The Dallas Cowboys have one of the league’s better offensive lines, and second-year pro Travis Frederick is at the heart and center of it. Thanks to Frederick’s tireless efforts as a run blocker, DeMarco Murray was able to experience the best season of his career last year with 1,121 rushing yards on just 217 carries for an average of 5.2 yards per carry. Murray’s production and durability helped him silence critics and entrench himself as a true feature back, and Frederick also silenced his own critics. Most of those people, however, were criticizing the Cowboys for “reaching” for the center in the first round instead of waiting on a prospect who was generally graded as a third-rounder. The Cowboys were, of course, vindicated, and Frederick currently sits as one of the top ten centers in the game after just one season.
It’s safe to say that he’ll be even better next season, and this is two-fold. First of all, he’ll have more experience and should continue to develop a bit more physically. Moreover, the Cowboys line will be better next year, as they added another first-round pick to the interior in Zack Martin, who is a versatile technician that can move the pile in the ground game and offer safe pass protection.
If there’s one thing that Frederick can stand to improve on in his second season, then it’s his pass protection. According to the Pro Football Focus, he allowed four sacks last season, and that’s a number that should go down this season.
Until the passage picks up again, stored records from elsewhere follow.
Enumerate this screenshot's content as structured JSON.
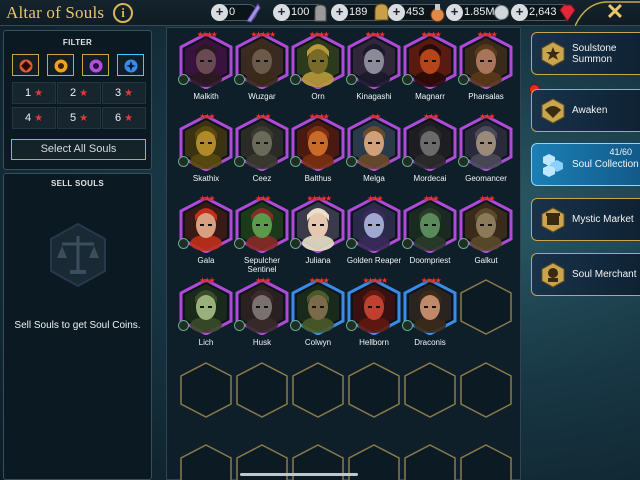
{
  "header": {
    "title": "Altar of Souls",
    "info_icon": "info-icon",
    "close_icon": "close-icon",
    "resources": [
      {
        "name": "shards",
        "value": "0",
        "icon": "shard-icon",
        "color": "#a590e8"
      },
      {
        "name": "auto-battle",
        "value": "100",
        "icon": "gauntlet-icon",
        "color": "#c8c8c8"
      },
      {
        "name": "ascension",
        "value": "189",
        "icon": "helmet-icon",
        "color": "#d4a94a"
      },
      {
        "name": "energy",
        "value": "453",
        "icon": "potion-icon",
        "color": "#e08a4a"
      },
      {
        "name": "silver",
        "value": "1.85M",
        "icon": "silver-icon",
        "color": "#d0d6da"
      },
      {
        "name": "gems",
        "value": "2,643",
        "icon": "gem-icon",
        "color": "#e0283a"
      }
    ]
  },
  "filter": {
    "heading": "FILTER",
    "affinities": [
      {
        "name": "force",
        "color": "#e25a2a",
        "selected": false
      },
      {
        "name": "magic",
        "color": "#f0a21a",
        "selected": false
      },
      {
        "name": "spirit",
        "color": "#b050e0",
        "selected": false
      },
      {
        "name": "void",
        "color": "#3a8ce8",
        "selected": true
      }
    ],
    "ranks": [
      "1",
      "2",
      "3",
      "4",
      "5",
      "6"
    ],
    "select_all": "Select All Souls"
  },
  "sell": {
    "heading": "SELL SOULS",
    "emblem_icon": "scales-icon",
    "description": "Sell Souls to get Soul Coins."
  },
  "souls": [
    {
      "name": "Malkith",
      "stars": 4,
      "border": "#b04ad8",
      "bg": "#3a1240",
      "skin": "#6a4a52",
      "hair": "#2a1a20"
    },
    {
      "name": "Wuzgar",
      "stars": 5,
      "border": "#b04ad8",
      "bg": "#3a2a20",
      "skin": "#6a5a4a",
      "hair": "#3a2a1a"
    },
    {
      "name": "Orn",
      "stars": 4,
      "border": "#b04ad8",
      "bg": "#2a3a1a",
      "skin": "#7a6a2a",
      "hair": "#b89a3a"
    },
    {
      "name": "Kinagashi",
      "stars": 4,
      "border": "#b04ad8",
      "bg": "#30283a",
      "skin": "#8a8a9a",
      "hair": "#1a1a2a"
    },
    {
      "name": "Magnarr",
      "stars": 4,
      "border": "#b04ad8",
      "bg": "#5a1a10",
      "skin": "#b4441a",
      "hair": "#2a0a08"
    },
    {
      "name": "Pharsalas",
      "stars": 4,
      "border": "#b04ad8",
      "bg": "#3a2a1a",
      "skin": "#a8745a",
      "hair": "#5a3a1a"
    },
    {
      "name": "Skathix",
      "stars": 3,
      "border": "#b04ad8",
      "bg": "#3a3210",
      "skin": "#b08a2a",
      "hair": "#5a4a10"
    },
    {
      "name": "Ceez",
      "stars": 3,
      "border": "#b04ad8",
      "bg": "#2a2a26",
      "skin": "#6a6a5a",
      "hair": "#3a3a30"
    },
    {
      "name": "Balthus",
      "stars": 4,
      "border": "#b04ad8",
      "bg": "#4a1a10",
      "skin": "#c86a2a",
      "hair": "#7a3010"
    },
    {
      "name": "Melga",
      "stars": 2,
      "border": "#b04ad8",
      "bg": "#2a3a4a",
      "skin": "#d0a07a",
      "hair": "#6a4a2a"
    },
    {
      "name": "Mordecai",
      "stars": 3,
      "border": "#b04ad8",
      "bg": "#1e1e22",
      "skin": "#6a6a6a",
      "hair": "#2a2a2a"
    },
    {
      "name": "Geomancer",
      "stars": 3,
      "border": "#b04ad8",
      "bg": "#2a2a3a",
      "skin": "#9a8a7a",
      "hair": "#4a4a5a"
    },
    {
      "name": "Gala",
      "stars": 3,
      "border": "#b04ad8",
      "bg": "#3a1a14",
      "skin": "#d8a080",
      "hair": "#c0301a"
    },
    {
      "name": "Sepulcher Sentinel",
      "stars": 3,
      "border": "#b04ad8",
      "bg": "#1a3a1a",
      "skin": "#5a9a4a",
      "hair": "#8a2a2a"
    },
    {
      "name": "Juliana",
      "stars": 5,
      "border": "#b04ad8",
      "bg": "#3a3a4a",
      "skin": "#e6c8b0",
      "hair": "#e8e0c8"
    },
    {
      "name": "Golden Reaper",
      "stars": 3,
      "border": "#b04ad8",
      "bg": "#2a2a4a",
      "skin": "#a0a8d0",
      "hair": "#3a2a5a"
    },
    {
      "name": "Doompriest",
      "stars": 3,
      "border": "#b04ad8",
      "bg": "#1a2a20",
      "skin": "#5a8a5a",
      "hair": "#2a3a2a"
    },
    {
      "name": "Galkut",
      "stars": 3,
      "border": "#b04ad8",
      "bg": "#3a2a1a",
      "skin": "#8a7a5a",
      "hair": "#5a4a2a"
    },
    {
      "name": "Lich",
      "stars": 3,
      "border": "#b04ad8",
      "bg": "#1a2a1a",
      "skin": "#9ab07a",
      "hair": "#3a4a2a"
    },
    {
      "name": "Husk",
      "stars": 3,
      "border": "#b04ad8",
      "bg": "#2a2020",
      "skin": "#7a7070",
      "hair": "#3a2a2a"
    },
    {
      "name": "Colwyn",
      "stars": 4,
      "border": "#3a8ce8",
      "bg": "#1a2a1a",
      "skin": "#7a6a4a",
      "hair": "#4a5a2a"
    },
    {
      "name": "Hellborn",
      "stars": 5,
      "border": "#3a8ce8",
      "bg": "#3a1010",
      "skin": "#c04030",
      "hair": "#601a10"
    },
    {
      "name": "Draconis",
      "stars": 4,
      "border": "#3a8ce8",
      "bg": "#2a2420",
      "skin": "#c08a6a",
      "hair": "#3a2a1a"
    }
  ],
  "menu": [
    {
      "label": "Soulstone Summon",
      "icon": "soulstone-icon",
      "active": false,
      "count": ""
    },
    {
      "label": "Awaken",
      "icon": "awaken-icon",
      "active": false,
      "count": ""
    },
    {
      "label": "Soul Collection",
      "icon": "soul-collection-icon",
      "active": true,
      "count": "41/60"
    },
    {
      "label": "Mystic Market",
      "icon": "market-icon",
      "active": false,
      "count": ""
    },
    {
      "label": "Soul Merchant",
      "icon": "merchant-icon",
      "active": false,
      "count": ""
    }
  ],
  "colors": {
    "gold": "#c9a64e",
    "star_red": "#e23a3a",
    "active_blue": "#1c7fb4",
    "notification_red": "#e62a2a"
  }
}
Coming out of Wisconsin, all of Frederick’s knocks dealt with his lack of athleticism and ability to protect the quarterback. His lateral agility and ability to face explosive interior pass rushers was questioned, though his mean streak, run blocking, and strength were never put into question.
Those last three qualities were on display all season, and his issues in pass protection weren’t as big of an issue as some would have thought. That said, they will need some cleaning up, because he did allow too much pressure to come across. A big reason why Frederick will be even better going forward is because of the progress he’ll make as a pass blocker, since it isn’t easy to get everything down as a rookie. It’s clear, though, that he has elite potential, because he immediately made a massive impact as a run blocker, which is easily the most important job of a center.
New England Patriots center Ryan Wendell was a revelation as a first-year starter in 2012, as he led the league in most snaps taken and showed terrific prowess as a run blocker. However, the small, undrafted technician at center displayed inconsistencies in pass protection, and these became magnified in his second year as a starter.
Why do I bring up Wendell as an example? To dispel notions that Frederick is in for a sophomore slump, even though this will also paradoxically display how such a slump could transpire. In his first year as a starter, Frederick tied with Doug Free for the team lead in snaps, he was a monstrous run blocker, and he had some struggles in pass protection. Those are three similarities with Wendell, but that’s where the comparison ends. Although Frederick lacks athleticism, he’s also stronger than Wendell and, even though he was viewed as a reach in the first round, he was still much more highly touted coming out of college. So while he isn’t an athletic speciman and lacks lateral agility, Frederick has significantly more natural talent, and that talent should allow him to overcome any differences in approach that defenses will make against him.
As a whole, the Cowboys offensive line did a steady job of keeping Tony Romo upright, and that’s mainly thanks to one of the NFL’s most underrated tackles duos in Tyron Smith and Doug Free. The line was at its best on running plays, and that’s not a coincidence given the impact Frederick had at the heart of the team’s line. His ability to get to the second level is terrific, and beefy, strong interior defensive linemen still don’t stand much of a chance against him. I think it takes an elite player to give Frederick trouble in the running game, but the only concern is that a DT with a quick first-step causes him difficulty. To wit, his worst games came against Dontari Poe, Linval Joseph and the New York Giants, and the Philadelphia Eagles.
I think by the end of the 2014 season, Frederick will have even more clout, and it’s possible that he could become a household name. He and Eagles center Jason Kelce are two of the game’s best offensive linemen, and I think Frederick will join Kelce as one of the top five centers in the NFL sooner rather than a later. Kelce has a key advantage due to his excellent- rare, really- athletic ability at the position, but better technique, experience, and blitz recognition could eventually make Frederick one of the league’s best centers as well. For now, he’s already firmly in the top ten, and he was one of the most impressive rookies overall last season.